Although tampering with motorcycle exhaust systems has been illegal since the 1970s, the federal mandate has been mostly ignored by law enforcement until recent years. The reason for the renewed interest in the law stems from a dramatic increase in the number of citizen complaints about loud bikes.
While the non-riding public thinks most motorcycles are too loud, a majority of riders who purchase new bikes exchange the stock exhaust systems for after market products that increase performance as well as the decibel level. This is true for not only Harley riders but many of the sport bike riding crowd as well.
Some of these same riders, including me, believe that a louder than stock motorcycle helps us become more conspicuous on the roadways, not in an offensive way but in a self-preservation way. Stock motorcycles are hard to hear by car drivers who have their windows up and radio blasting. A simple blip of the throttle can alert a driver that we are coming alongside the vehicle.
The increase in complaints from the public stems from some riders who think obnoxiously loud bikes are better. Practicing throttle control can dramatically decrease the sound level of a bike while cruising through urban neighborhoods. The problem is a number of riders are so in love with the sound of their exhaust that they don't consider the irritation it causes to non-riders trying to relax in the quiet of their home.
Check out the link to read more about this issue and view a video interview I did with a columnist for the Milwaukee Journal Sentinel who focuses on motorcycle issues.

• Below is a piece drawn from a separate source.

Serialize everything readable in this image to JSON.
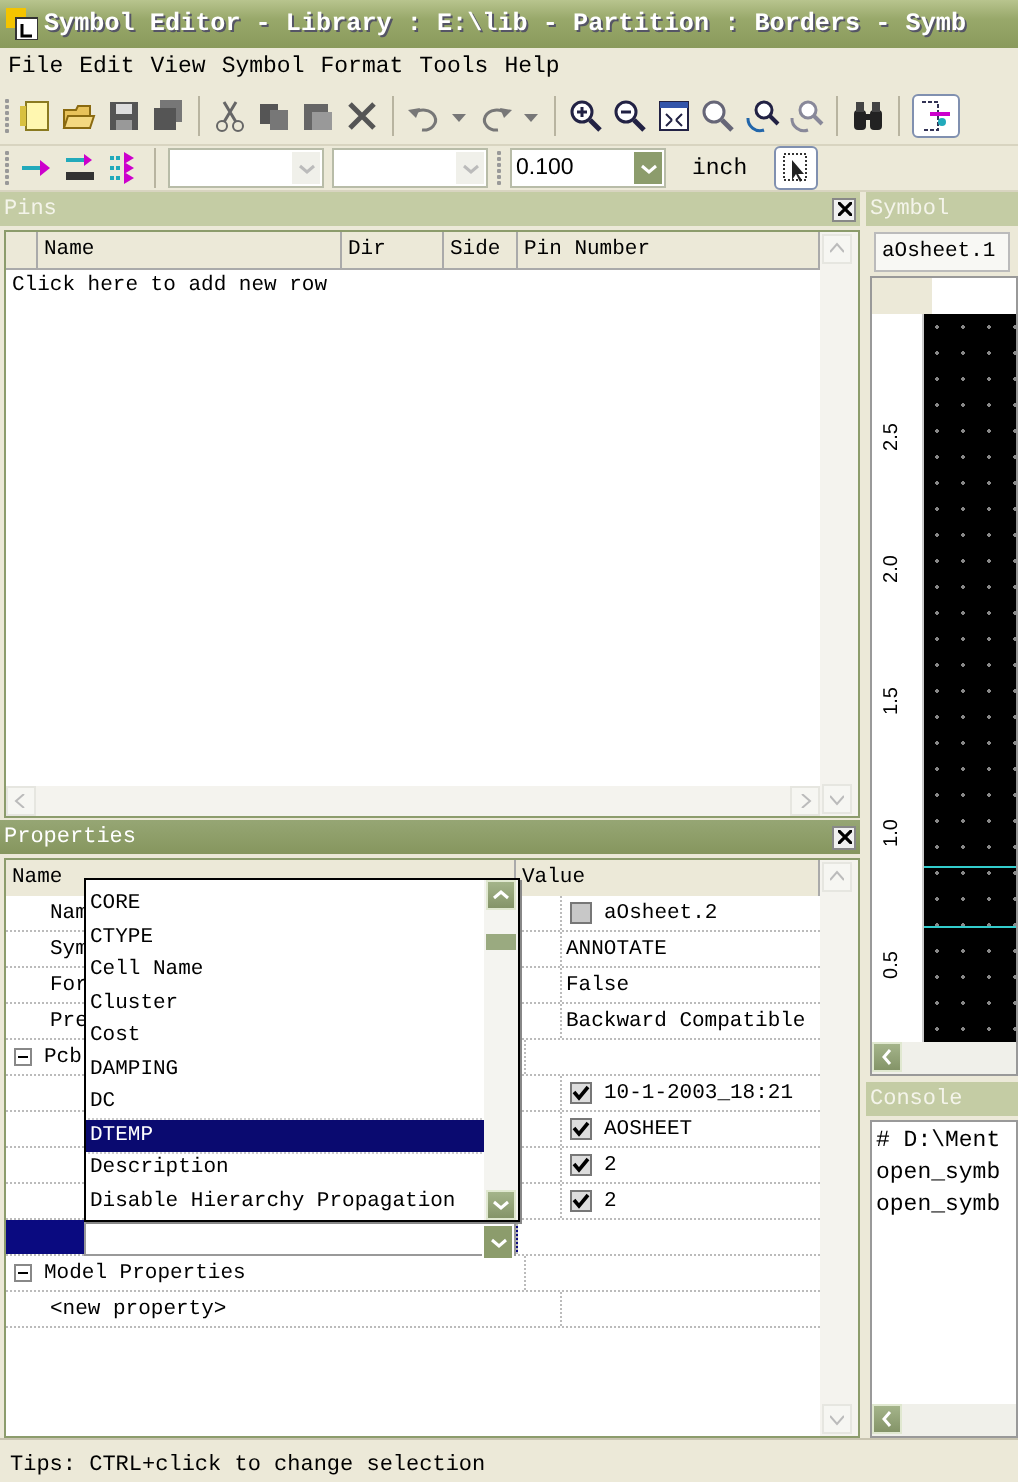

Meanwhile, the motorcycle rights community urges riders to control the sound of their motorcycles to avoid being cited individually and to also avoid the bigger problem of increased noise level restrictions and regulations.